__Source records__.

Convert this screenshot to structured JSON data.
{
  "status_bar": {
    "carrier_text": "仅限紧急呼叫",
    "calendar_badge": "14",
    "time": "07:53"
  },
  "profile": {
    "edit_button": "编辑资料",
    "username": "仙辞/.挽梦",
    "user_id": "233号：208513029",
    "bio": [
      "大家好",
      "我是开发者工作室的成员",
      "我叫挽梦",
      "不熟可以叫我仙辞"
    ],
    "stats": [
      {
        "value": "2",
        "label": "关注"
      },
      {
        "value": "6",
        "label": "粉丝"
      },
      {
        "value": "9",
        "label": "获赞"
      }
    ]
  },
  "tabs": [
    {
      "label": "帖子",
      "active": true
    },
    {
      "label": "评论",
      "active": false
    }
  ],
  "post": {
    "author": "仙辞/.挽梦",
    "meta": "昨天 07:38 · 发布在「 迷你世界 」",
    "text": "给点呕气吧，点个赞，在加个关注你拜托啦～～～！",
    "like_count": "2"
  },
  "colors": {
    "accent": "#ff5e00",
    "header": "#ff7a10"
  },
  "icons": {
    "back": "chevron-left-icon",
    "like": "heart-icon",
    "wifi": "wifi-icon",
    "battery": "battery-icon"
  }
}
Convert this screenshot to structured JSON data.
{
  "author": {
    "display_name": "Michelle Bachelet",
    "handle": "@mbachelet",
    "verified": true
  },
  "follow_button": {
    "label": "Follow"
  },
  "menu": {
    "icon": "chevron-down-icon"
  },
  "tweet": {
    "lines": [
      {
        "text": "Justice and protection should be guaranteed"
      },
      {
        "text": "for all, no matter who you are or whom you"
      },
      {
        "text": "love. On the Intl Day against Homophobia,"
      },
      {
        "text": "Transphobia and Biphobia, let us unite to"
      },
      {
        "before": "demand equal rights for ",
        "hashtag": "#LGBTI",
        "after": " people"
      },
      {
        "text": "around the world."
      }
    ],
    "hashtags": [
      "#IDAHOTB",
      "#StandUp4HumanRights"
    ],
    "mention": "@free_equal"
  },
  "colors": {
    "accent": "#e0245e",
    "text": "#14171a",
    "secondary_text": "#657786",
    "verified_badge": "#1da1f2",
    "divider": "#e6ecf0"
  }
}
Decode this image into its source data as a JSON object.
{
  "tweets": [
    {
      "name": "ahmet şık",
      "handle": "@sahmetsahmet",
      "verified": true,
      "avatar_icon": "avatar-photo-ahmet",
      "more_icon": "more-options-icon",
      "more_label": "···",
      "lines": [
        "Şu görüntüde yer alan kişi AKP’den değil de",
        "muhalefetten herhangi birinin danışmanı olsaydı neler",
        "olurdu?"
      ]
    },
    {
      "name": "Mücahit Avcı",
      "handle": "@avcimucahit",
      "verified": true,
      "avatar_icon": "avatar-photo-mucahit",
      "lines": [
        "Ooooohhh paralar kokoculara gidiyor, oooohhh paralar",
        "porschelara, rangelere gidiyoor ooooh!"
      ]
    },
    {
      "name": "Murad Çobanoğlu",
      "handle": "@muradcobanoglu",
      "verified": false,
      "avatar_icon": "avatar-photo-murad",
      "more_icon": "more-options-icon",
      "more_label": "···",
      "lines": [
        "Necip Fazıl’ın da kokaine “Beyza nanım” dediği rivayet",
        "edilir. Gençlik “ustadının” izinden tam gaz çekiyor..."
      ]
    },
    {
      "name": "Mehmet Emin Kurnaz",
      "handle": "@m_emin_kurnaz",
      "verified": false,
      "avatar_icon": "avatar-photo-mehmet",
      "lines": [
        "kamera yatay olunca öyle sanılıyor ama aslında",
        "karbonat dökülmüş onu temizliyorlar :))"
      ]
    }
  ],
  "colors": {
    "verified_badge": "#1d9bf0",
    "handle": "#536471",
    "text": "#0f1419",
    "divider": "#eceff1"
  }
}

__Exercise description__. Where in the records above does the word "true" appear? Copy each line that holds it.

__Solution below__.
      "active": true
    "verified": true
      "verified": true,
      "verified": true,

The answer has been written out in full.